The procedure had been previously used to treat serious genetic diseases. But doctor Valeriy Zukin become the first to use it to help two separate infertile couples have children in this way. “There are patients whom we cannot help to have their own genetically-related baby unless we use this method,” the 60-year-old told AFP at his Nadiya clinic.
Some two million women across the globe use in vitro fertilisation (IVF) to get pregnant every year. But Zukin’s treatment targets a tiny percentage of women whose embryos suffer from a disorder called embryo arrest that can either stunt development or kill them.
The difference in the method Zukin uses is that a woman’s egg is first fertilised with her partner’s sperm. Then its nucleus is transferred to a donor’s egg that has been stripped of its own nucleus. The egg is thus almost entirely made up of genetic material from the couple — plus a tiny amount (about 0.15 per cent) from the female donor’s DNA.
Not everyone however shares Zukin’s enthusiasm. Ukraine’s conservative clerics argue that the technique breaches ethical norms. “A child can only have two parents and the presence of a third person — and especially the DNA of a third person — is morally unacceptable,” Father Feodosiy of the dominant Ukrainian Orthodox Church told AFP. “It violates the sanctity of the marriage between woman and man.”
Other religions have also weighed in on the issue with the Roman Catholic Church opposing the move because it would involve the destruction of human embryos as part of the process.

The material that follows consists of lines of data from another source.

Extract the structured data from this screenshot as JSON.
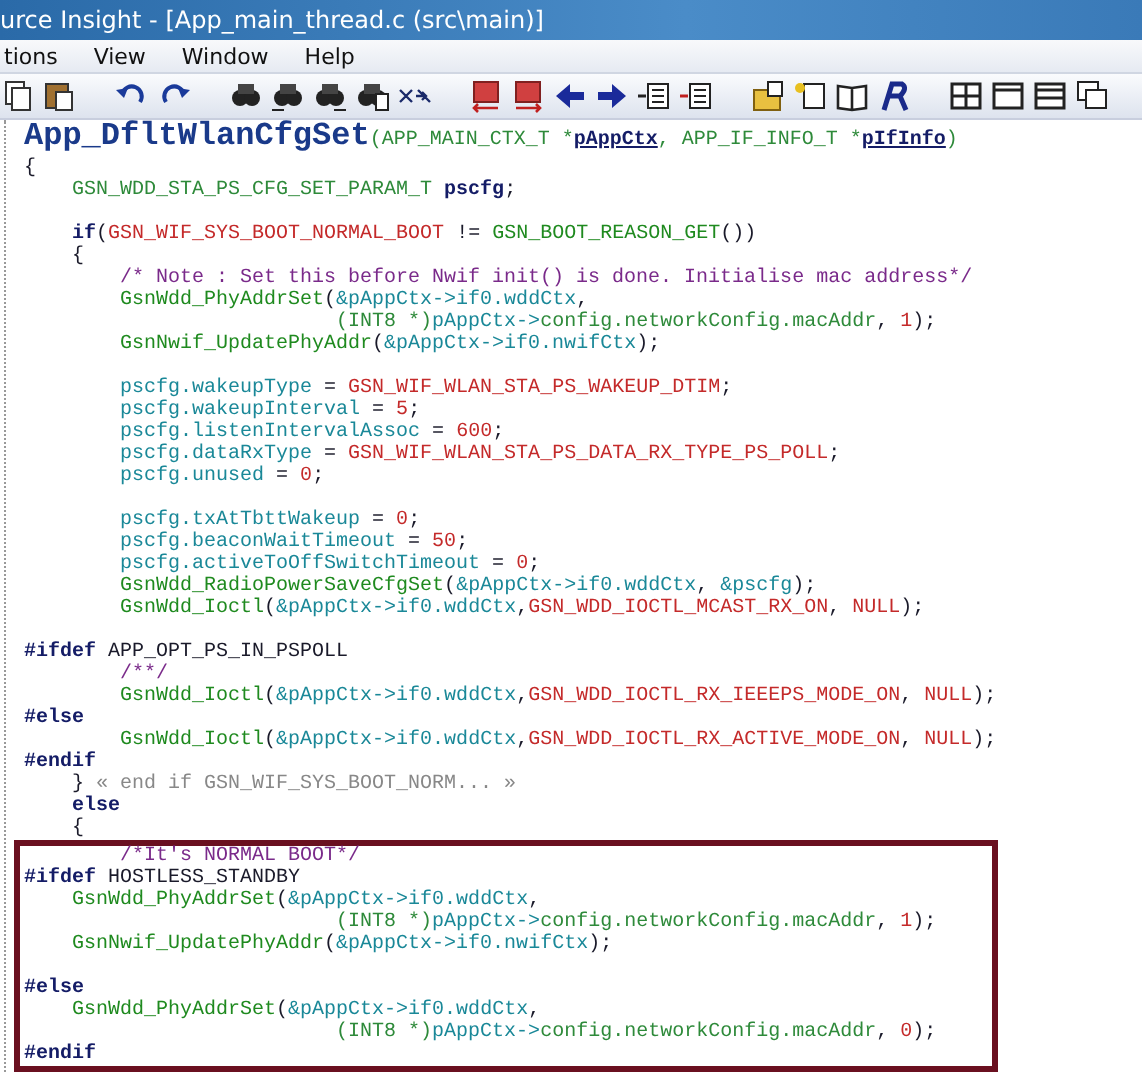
{
  "window": {
    "title": "urce Insight - [App_main_thread.c (src\\main)]"
  },
  "menu": [
    "tions",
    "View",
    "Window",
    "Help"
  ],
  "editor": {
    "signature": [
      {
        "kind": "title",
        "text": "App_DfltWlanCfgSet"
      },
      {
        "kind": "type",
        "text": "(APP_MAIN_CTX_T *"
      },
      {
        "kind": "param",
        "text": "pAppCtx"
      },
      {
        "kind": "type",
        "text": ", APP_IF_INFO_T *"
      },
      {
        "kind": "param",
        "text": "pIfInfo"
      },
      {
        "kind": "type",
        "text": ")"
      }
    ],
    "blocks": [
      {
        "highlighted": false,
        "lines": [
          {
            "kind": "code",
            "segments": [
              {
                "kind": "plain",
                "text": "{"
              }
            ]
          },
          {
            "kind": "code",
            "segments": [
              {
                "kind": "type",
                "text": "    GSN_WDD_STA_PS_CFG_SET_PARAM_T "
              },
              {
                "kind": "kw",
                "text": "pscfg"
              },
              {
                "kind": "plain",
                "text": ";"
              }
            ]
          },
          {
            "kind": "blank"
          },
          {
            "kind": "code",
            "segments": [
              {
                "kind": "kw",
                "text": "    if"
              },
              {
                "kind": "plain",
                "text": "("
              },
              {
                "kind": "const",
                "text": "GSN_WIF_SYS_BOOT_NORMAL_BOOT"
              },
              {
                "kind": "plain",
                "text": " != "
              },
              {
                "kind": "fn",
                "text": "GSN_BOOT_REASON_GET"
              },
              {
                "kind": "plain",
                "text": "())"
              }
            ]
          },
          {
            "kind": "code",
            "segments": [
              {
                "kind": "plain",
                "text": "    {"
              }
            ]
          },
          {
            "kind": "code",
            "segments": [
              {
                "kind": "comment",
                "text": "        /* Note : Set this before Nwif init() is done. Initialise mac address*/"
              }
            ]
          },
          {
            "kind": "code",
            "segments": [
              {
                "kind": "fn",
                "text": "        GsnWdd_PhyAddrSet"
              },
              {
                "kind": "plain",
                "text": "("
              },
              {
                "kind": "var",
                "text": "&pAppCtx->if0.wddCtx"
              },
              {
                "kind": "plain",
                "text": ","
              }
            ]
          },
          {
            "kind": "code",
            "segments": [
              {
                "kind": "type",
                "text": "                          (INT8 *)"
              },
              {
                "kind": "var",
                "text": "pAppCtx->"
              },
              {
                "kind": "type",
                "text": "config.networkConfig.macAddr"
              },
              {
                "kind": "plain",
                "text": ", "
              },
              {
                "kind": "num",
                "text": "1"
              },
              {
                "kind": "plain",
                "text": ");"
              }
            ]
          },
          {
            "kind": "code",
            "segments": [
              {
                "kind": "fn",
                "text": "        GsnNwif_UpdatePhyAddr"
              },
              {
                "kind": "plain",
                "text": "("
              },
              {
                "kind": "var",
                "text": "&pAppCtx->if0.nwifCtx"
              },
              {
                "kind": "plain",
                "text": ");"
              }
            ]
          },
          {
            "kind": "blank"
          },
          {
            "kind": "code",
            "segments": [
              {
                "kind": "var",
                "text": "        pscfg.wakeupType"
              },
              {
                "kind": "plain",
                "text": " = "
              },
              {
                "kind": "const",
                "text": "GSN_WIF_WLAN_STA_PS_WAKEUP_DTIM"
              },
              {
                "kind": "plain",
                "text": ";"
              }
            ]
          },
          {
            "kind": "code",
            "segments": [
              {
                "kind": "var",
                "text": "        pscfg.wakeupInterval"
              },
              {
                "kind": "plain",
                "text": " = "
              },
              {
                "kind": "num",
                "text": "5"
              },
              {
                "kind": "plain",
                "text": ";"
              }
            ]
          },
          {
            "kind": "code",
            "segments": [
              {
                "kind": "var",
                "text": "        pscfg.listenIntervalAssoc"
              },
              {
                "kind": "plain",
                "text": " = "
              },
              {
                "kind": "num",
                "text": "600"
              },
              {
                "kind": "plain",
                "text": ";"
              }
            ]
          },
          {
            "kind": "code",
            "segments": [
              {
                "kind": "var",
                "text": "        pscfg.dataRxType"
              },
              {
                "kind": "plain",
                "text": " = "
              },
              {
                "kind": "const",
                "text": "GSN_WIF_WLAN_STA_PS_DATA_RX_TYPE_PS_POLL"
              },
              {
                "kind": "plain",
                "text": ";"
              }
            ]
          },
          {
            "kind": "code",
            "segments": [
              {
                "kind": "var",
                "text": "        pscfg.unused"
              },
              {
                "kind": "plain",
                "text": " = "
              },
              {
                "kind": "num",
                "text": "0"
              },
              {
                "kind": "plain",
                "text": ";"
              }
            ]
          },
          {
            "kind": "blank"
          },
          {
            "kind": "code",
            "segments": [
              {
                "kind": "var",
                "text": "        pscfg.txAtTbttWakeup"
              },
              {
                "kind": "plain",
                "text": " = "
              },
              {
                "kind": "num",
                "text": "0"
              },
              {
                "kind": "plain",
                "text": ";"
              }
            ]
          },
          {
            "kind": "code",
            "segments": [
              {
                "kind": "var",
                "text": "        pscfg.beaconWaitTimeout"
              },
              {
                "kind": "plain",
                "text": " = "
              },
              {
                "kind": "num",
                "text": "50"
              },
              {
                "kind": "plain",
                "text": ";"
              }
            ]
          },
          {
            "kind": "code",
            "segments": [
              {
                "kind": "var",
                "text": "        pscfg.activeToOffSwitchTimeout"
              },
              {
                "kind": "plain",
                "text": " = "
              },
              {
                "kind": "num",
                "text": "0"
              },
              {
                "kind": "plain",
                "text": ";"
              }
            ]
          },
          {
            "kind": "code",
            "segments": [
              {
                "kind": "fn",
                "text": "        GsnWdd_RadioPowerSaveCfgSet"
              },
              {
                "kind": "plain",
                "text": "("
              },
              {
                "kind": "var",
                "text": "&pAppCtx->if0.wddCtx"
              },
              {
                "kind": "plain",
                "text": ", "
              },
              {
                "kind": "var",
                "text": "&pscfg"
              },
              {
                "kind": "plain",
                "text": ");"
              }
            ]
          },
          {
            "kind": "code",
            "segments": [
              {
                "kind": "fn",
                "text": "        GsnWdd_Ioctl"
              },
              {
                "kind": "plain",
                "text": "("
              },
              {
                "kind": "var",
                "text": "&pAppCtx->if0.wddCtx"
              },
              {
                "kind": "plain",
                "text": ","
              },
              {
                "kind": "const",
                "text": "GSN_WDD_IOCTL_MCAST_RX_ON"
              },
              {
                "kind": "plain",
                "text": ", "
              },
              {
                "kind": "const",
                "text": "NULL"
              },
              {
                "kind": "plain",
                "text": ");"
              }
            ]
          },
          {
            "kind": "blank"
          },
          {
            "kind": "code",
            "segments": [
              {
                "kind": "dir",
                "text": "#ifdef"
              },
              {
                "kind": "plain",
                "text": " APP_OPT_PS_IN_PSPOLL"
              }
            ]
          },
          {
            "kind": "code",
            "segments": [
              {
                "kind": "comment",
                "text": "        /**/"
              }
            ]
          },
          {
            "kind": "code",
            "segments": [
              {
                "kind": "fn",
                "text": "        GsnWdd_Ioctl"
              },
              {
                "kind": "plain",
                "text": "("
              },
              {
                "kind": "var",
                "text": "&pAppCtx->if0.wddCtx"
              },
              {
                "kind": "plain",
                "text": ","
              },
              {
                "kind": "const",
                "text": "GSN_WDD_IOCTL_RX_IEEEPS_MODE_ON"
              },
              {
                "kind": "plain",
                "text": ", "
              },
              {
                "kind": "const",
                "text": "NULL"
              },
              {
                "kind": "plain",
                "text": ");"
              }
            ]
          },
          {
            "kind": "code",
            "segments": [
              {
                "kind": "dir",
                "text": "#else"
              }
            ]
          },
          {
            "kind": "code",
            "segments": [
              {
                "kind": "fn",
                "text": "        GsnWdd_Ioctl"
              },
              {
                "kind": "plain",
                "text": "("
              },
              {
                "kind": "var",
                "text": "&pAppCtx->if0.wddCtx"
              },
              {
                "kind": "plain",
                "text": ","
              },
              {
                "kind": "const",
                "text": "GSN_WDD_IOCTL_RX_ACTIVE_MODE_ON"
              },
              {
                "kind": "plain",
                "text": ", "
              },
              {
                "kind": "const",
                "text": "NULL"
              },
              {
                "kind": "plain",
                "text": ");"
              }
            ]
          },
          {
            "kind": "code",
            "segments": [
              {
                "kind": "dir",
                "text": "#endif"
              }
            ]
          },
          {
            "kind": "code",
            "segments": [
              {
                "kind": "plain",
                "text": "    } "
              },
              {
                "kind": "fold",
                "text": "« end if GSN_WIF_SYS_BOOT_NORM... »"
              }
            ]
          },
          {
            "kind": "code",
            "segments": [
              {
                "kind": "kw",
                "text": "    else"
              }
            ]
          },
          {
            "kind": "code",
            "segments": [
              {
                "kind": "plain",
                "text": "    {"
              }
            ]
          }
        ]
      },
      {
        "highlighted": true,
        "lines": [
          {
            "kind": "code",
            "segments": [
              {
                "kind": "comment",
                "text": "        /*It's NORMAL BOOT*/"
              }
            ]
          },
          {
            "kind": "code",
            "segments": [
              {
                "kind": "dir",
                "text": "#ifdef"
              },
              {
                "kind": "plain",
                "text": " HOSTLESS_STANDBY"
              }
            ]
          },
          {
            "kind": "code",
            "segments": [
              {
                "kind": "fn",
                "text": "    GsnWdd_PhyAddrSet"
              },
              {
                "kind": "plain",
                "text": "("
              },
              {
                "kind": "var",
                "text": "&pAppCtx->if0.wddCtx"
              },
              {
                "kind": "plain",
                "text": ","
              }
            ]
          },
          {
            "kind": "code",
            "segments": [
              {
                "kind": "type",
                "text": "                          (INT8 *)"
              },
              {
                "kind": "var",
                "text": "pAppCtx->"
              },
              {
                "kind": "type",
                "text": "config.networkConfig.macAddr"
              },
              {
                "kind": "plain",
                "text": ", "
              },
              {
                "kind": "num",
                "text": "1"
              },
              {
                "kind": "plain",
                "text": ");"
              }
            ]
          },
          {
            "kind": "code",
            "segments": [
              {
                "kind": "fn",
                "text": "    GsnNwif_UpdatePhyAddr"
              },
              {
                "kind": "plain",
                "text": "("
              },
              {
                "kind": "var",
                "text": "&pAppCtx->if0.nwifCtx"
              },
              {
                "kind": "plain",
                "text": ");"
              }
            ]
          },
          {
            "kind": "blank"
          },
          {
            "kind": "code",
            "segments": [
              {
                "kind": "dir",
                "text": "#else"
              }
            ]
          },
          {
            "kind": "code",
            "segments": [
              {
                "kind": "fn",
                "text": "    GsnWdd_PhyAddrSet"
              },
              {
                "kind": "plain",
                "text": "("
              },
              {
                "kind": "var",
                "text": "&pAppCtx->if0.wddCtx"
              },
              {
                "kind": "plain",
                "text": ","
              }
            ]
          },
          {
            "kind": "code",
            "segments": [
              {
                "kind": "type",
                "text": "                          (INT8 *)"
              },
              {
                "kind": "var",
                "text": "pAppCtx->"
              },
              {
                "kind": "type",
                "text": "config.networkConfig.macAddr"
              },
              {
                "kind": "plain",
                "text": ", "
              },
              {
                "kind": "num",
                "text": "0"
              },
              {
                "kind": "plain",
                "text": ");"
              }
            ]
          },
          {
            "kind": "code",
            "segments": [
              {
                "kind": "dir",
                "text": "#endif"
              }
            ]
          }
        ]
      }
    ]
  }
}
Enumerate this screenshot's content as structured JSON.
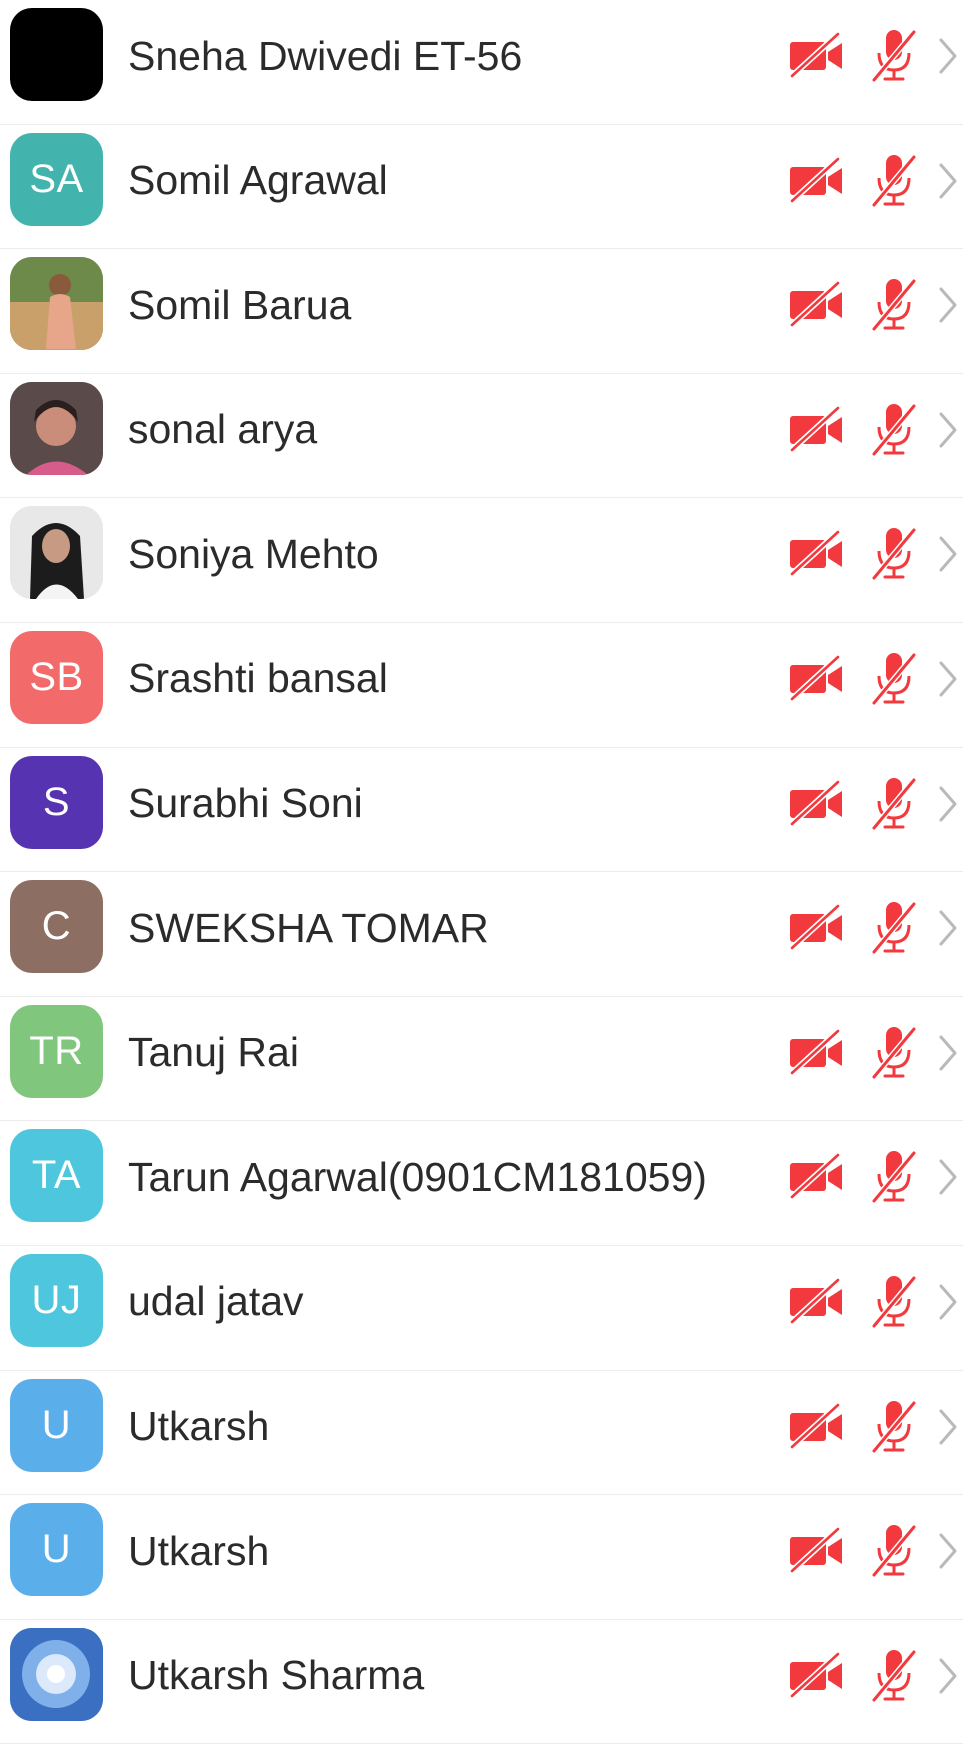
{
  "colors": {
    "muted_red": "#f2393d",
    "chevron": "#b9b9b9"
  },
  "participants": [
    {
      "name": "Sneha Dwivedi ET-56",
      "initials": "",
      "avatar_color": "#000000",
      "avatar_type": "solid"
    },
    {
      "name": "Somil Agrawal",
      "initials": "SA",
      "avatar_color": "#42b3ad",
      "avatar_type": "initials"
    },
    {
      "name": "Somil Barua",
      "initials": "",
      "avatar_color": "#c9a06a",
      "avatar_type": "photo-outdoor"
    },
    {
      "name": "sonal arya",
      "initials": "",
      "avatar_color": "#8a6a6a",
      "avatar_type": "photo-portrait"
    },
    {
      "name": "Soniya Mehto",
      "initials": "",
      "avatar_color": "#d9d9d9",
      "avatar_type": "photo-portrait-light"
    },
    {
      "name": "Srashti bansal",
      "initials": "SB",
      "avatar_color": "#f36a6a",
      "avatar_type": "initials"
    },
    {
      "name": "Surabhi Soni",
      "initials": "S",
      "avatar_color": "#5533b1",
      "avatar_type": "initials"
    },
    {
      "name": "SWEKSHA TOMAR",
      "initials": "C",
      "avatar_color": "#8d6e63",
      "avatar_type": "initials"
    },
    {
      "name": "Tanuj Rai",
      "initials": "TR",
      "avatar_color": "#80c77d",
      "avatar_type": "initials"
    },
    {
      "name": "Tarun Agarwal(0901CM181059)",
      "initials": "TA",
      "avatar_color": "#4ec6de",
      "avatar_type": "initials"
    },
    {
      "name": "udal jatav",
      "initials": "UJ",
      "avatar_color": "#4ec6de",
      "avatar_type": "initials"
    },
    {
      "name": "Utkarsh",
      "initials": "U",
      "avatar_color": "#5aaeea",
      "avatar_type": "initials"
    },
    {
      "name": "Utkarsh",
      "initials": "U",
      "avatar_color": "#5aaeea",
      "avatar_type": "initials"
    },
    {
      "name": "Utkarsh Sharma",
      "initials": "",
      "avatar_color": "#3a6fc2",
      "avatar_type": "photo-flower"
    }
  ]
}
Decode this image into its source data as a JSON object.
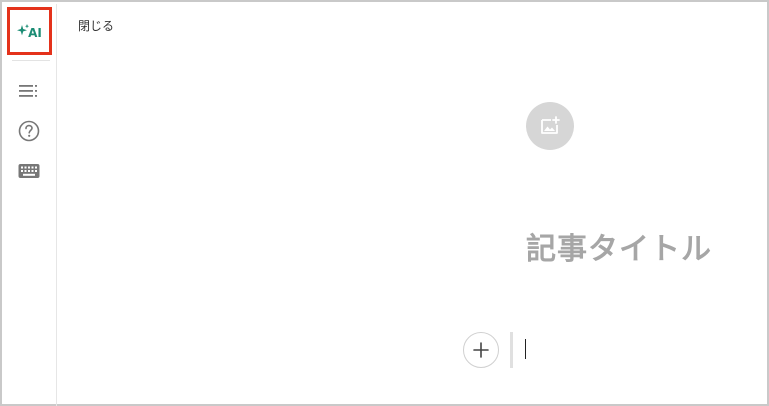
{
  "sidebar": {
    "ai_button_label": "AI",
    "items": [
      {
        "icon": "table-of-contents-icon"
      },
      {
        "icon": "help-icon"
      },
      {
        "icon": "keyboard-icon"
      }
    ]
  },
  "header": {
    "close_label": "閉じる"
  },
  "editor": {
    "title_placeholder": "記事タイトル"
  },
  "colors": {
    "ai_accent": "#1b8c74",
    "highlight_border": "#e4321b",
    "placeholder": "#a6a6a6"
  }
}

The Church of England has said ethical concerns have not been sufficiently addressed.
Even some scientists have reservations. They warn against jumping to early conclusions about how successful the method would be if it were to be applied to the general population. “We cannot talk about its wide use yet,” Larysa Tumanova, a professor at Kiev’s Institute of Pediatrics, Obstetrics and Gynaecology, told AFP. “First, we have to monitor the newborns’ health until they turn at least three,” she said. Other experts point out that the “three-parent” technique — a different form of which has also produced a baby in Mexico — was initially being developed for those at very high risk of passing on serious genetic diseases.